Facebook automatically optimizes ads for “website conversions,” but I would much rather have it optimized for the highest quality, which means the likelihood to convert into a sale. 

How would it possibly know this? 

We were already using a lead scoring model that could predict the likelihood to purchase in Madkudu. 

Here’s how it worked:

  • We fed their algorithm with all of our data from Salesforce for 12 months: lead demographics, opportunity information, customer information, average ARR, time-to-close, etc.
  • The model looked at thousands of data points and figured out the most common traits in those that converted into a paying customer 
  • It also looked at common traits from leads that went nowhere
  • It built out a model that scored every leads likelihood to buy off of that

As a skeptical marketer, the first thing we did was turn on the model and tell no one to prevent it from becoming a self-fulfilling prophecy. 

We wanted to see if the model in the real world could accurately predict the likelihood of a lead closing. 

To my pleasant surprise, we found it highly accurate and began using the score in a ton of different ways.

There are many lead scoring providers out there and even many native to marketing automation platforms you can use. 

With Madkudu’s lead scoring platform, we can send predicted values of each lead, based on our model, back to Facebook so it can bid only on the highest-value leads. 

It essentially trains Facebook’s AI on what to look for in potential leads. You can learn about “Madspend” in more detail here.

Step 3: Only target people who are actively in-market

The other way we saw significant gains in our ad campaigns was by actually targeting folks who are actively in-market.

One of the primary audience types we used with Metadata was G2 Buyer Intent Data. I think pretty highly of G2 – having led the global growth team there for over two years.

G2 has over 7 million folks a month on its site actively researching tools in the market. G2 Buyer Intent allows you to see the companies researching your product, category, and competitors on G2.

In SaaS, most people are locked into a one or two-year contract with their current provider. So unless you are chasing someone in a new market, even the most dialed-in demographic targeting will still result in a ton of wasted ad spend.

Using intent data allowed our ad spend to drive a much higher likelihood of conversion.

Step 4: Use real people in your ad creative

I met another CMO, and he mentioned that while he worked at Hubspot, they tested thousands of images in ads and found that one worked much better than any others. 

The image? A picture of a real person at their desk looking at the camera. 

We decided to test this theory and replaced our fancy designed banners with simple shots of people at their desks. 

Our original ads looked like this:

So we tested these ads instead:

It might seem like a funny tip, but the impact it had was real – use real people. It catches people’s attention. 

They can spot the pretty ads a mile away. Plus, most people don’t like seeing ads in the first place.

We saw almost a 20% decrease in our cost just from it alone. 
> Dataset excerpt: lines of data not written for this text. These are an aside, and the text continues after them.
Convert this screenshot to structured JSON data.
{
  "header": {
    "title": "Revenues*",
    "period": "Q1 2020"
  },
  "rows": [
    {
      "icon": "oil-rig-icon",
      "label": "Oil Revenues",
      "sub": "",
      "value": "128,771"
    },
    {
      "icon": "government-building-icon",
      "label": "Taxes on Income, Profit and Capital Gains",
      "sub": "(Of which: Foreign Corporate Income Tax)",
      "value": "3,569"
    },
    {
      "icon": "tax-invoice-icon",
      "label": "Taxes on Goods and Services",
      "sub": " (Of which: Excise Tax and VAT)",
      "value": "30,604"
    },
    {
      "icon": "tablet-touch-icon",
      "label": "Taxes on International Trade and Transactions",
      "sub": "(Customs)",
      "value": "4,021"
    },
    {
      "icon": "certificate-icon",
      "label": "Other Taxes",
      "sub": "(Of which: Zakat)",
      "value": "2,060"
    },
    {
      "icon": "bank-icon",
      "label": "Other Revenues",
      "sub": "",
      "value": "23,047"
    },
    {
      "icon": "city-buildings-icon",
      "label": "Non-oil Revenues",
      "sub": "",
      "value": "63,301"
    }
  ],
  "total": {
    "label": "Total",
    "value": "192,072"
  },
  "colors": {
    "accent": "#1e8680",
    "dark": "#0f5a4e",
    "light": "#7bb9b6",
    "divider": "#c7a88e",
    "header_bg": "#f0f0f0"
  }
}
It also created a fun dynamic in the office to see which marketer’s ad was performing the best. We kept about five versions of them running at all times.

The final results:
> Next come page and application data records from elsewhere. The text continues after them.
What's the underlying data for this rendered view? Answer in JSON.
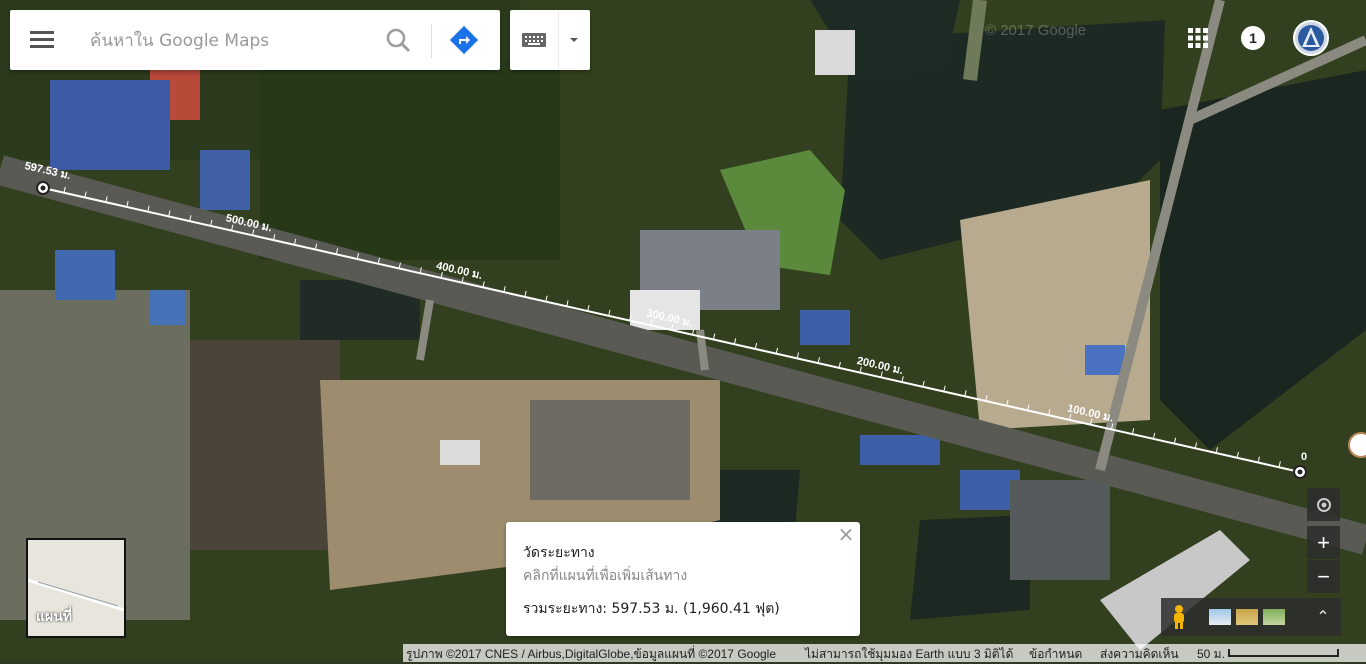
{
  "search": {
    "placeholder": "ค้นหาใน Google Maps"
  },
  "header": {
    "notification_count": "1"
  },
  "watermark": "© 2017 Google",
  "measure": {
    "title": "วัดระยะทาง",
    "hint": "คลิกที่แผนที่เพื่อเพิ่มเส้นทาง",
    "total": "รวมระยะทาง: 597.53 ม. (1,960.41 ฟุต)",
    "close": "×",
    "start_label": "597.53 ม.",
    "end_label": "0",
    "tick_labels": [
      "500.00 ม.",
      "400.00 ม.",
      "300.00 ม.",
      "200.00 ม.",
      "100.00 ม."
    ]
  },
  "minimap": {
    "label": "แผนที่"
  },
  "zoom": {
    "in": "+",
    "out": "−"
  },
  "footer": {
    "imagery": "รูปภาพ ©2017 CNES / Airbus,DigitalGlobe,ข้อมูลแผนที่ ©2017 Google",
    "earth": "ไม่สามารถใช้มุมมอง Earth แบบ 3 มิติได้",
    "terms": "ข้อกำหนด",
    "feedback": "ส่งความคิดเห็น",
    "scale": "50 ม."
  },
  "icons": {
    "menu": "menu-icon",
    "search": "search-icon",
    "directions": "directions-icon",
    "keyboard": "keyboard-icon",
    "apps": "apps-grid-icon",
    "avatar": "avatar-icon",
    "pegman": "pegman-icon",
    "locate": "my-location-icon"
  }
}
  • Our CPL on Facebook decreased by 50%
  • Conversions of these leads into sales opportunities doubled – rivaling our organic demo requests
  • We opened up a new channel that allows us to scale efficiently
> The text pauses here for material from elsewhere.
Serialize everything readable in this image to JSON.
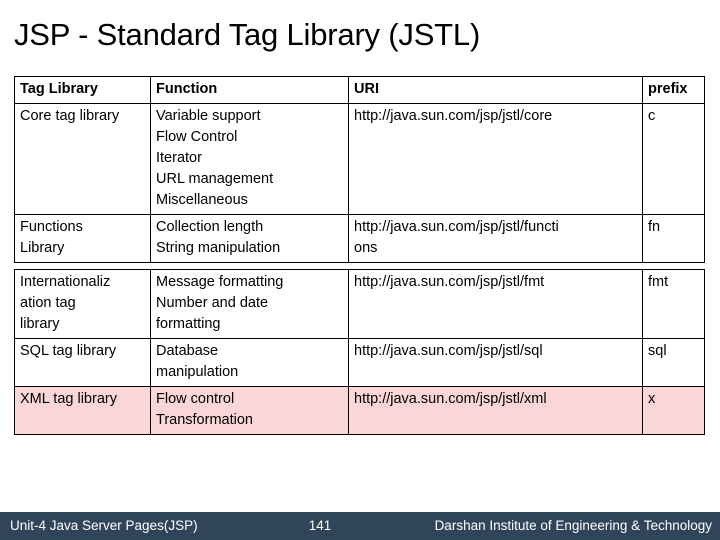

Facebook can work for B2B. It just takes a little work.

While it may seem like we threw a lot of “tech” at the problem, the reality is most companies in B2B already have a lot of this tech in place. 

From lead scoring to intent data to a tool like Metadata. 

And if you don’t have any of that… well, that’s an entirely different problem to solve.

Meet Adam Goyette

VP of Marketing @ Help Scout

Adam is currently leading Marketing at Help Scout. He previously led all Growth Marketing globally at G2 – named one of the Fastest-Growing Private Companies in America by Inc 500 and Deloitte. He’s extremely passionate about building amazing, results-oriented teams focused on developing digital, social, and content marketing strategies that drive customer engagement, lead generation, and revenue growth. Connect with Adam on LinkedIn here.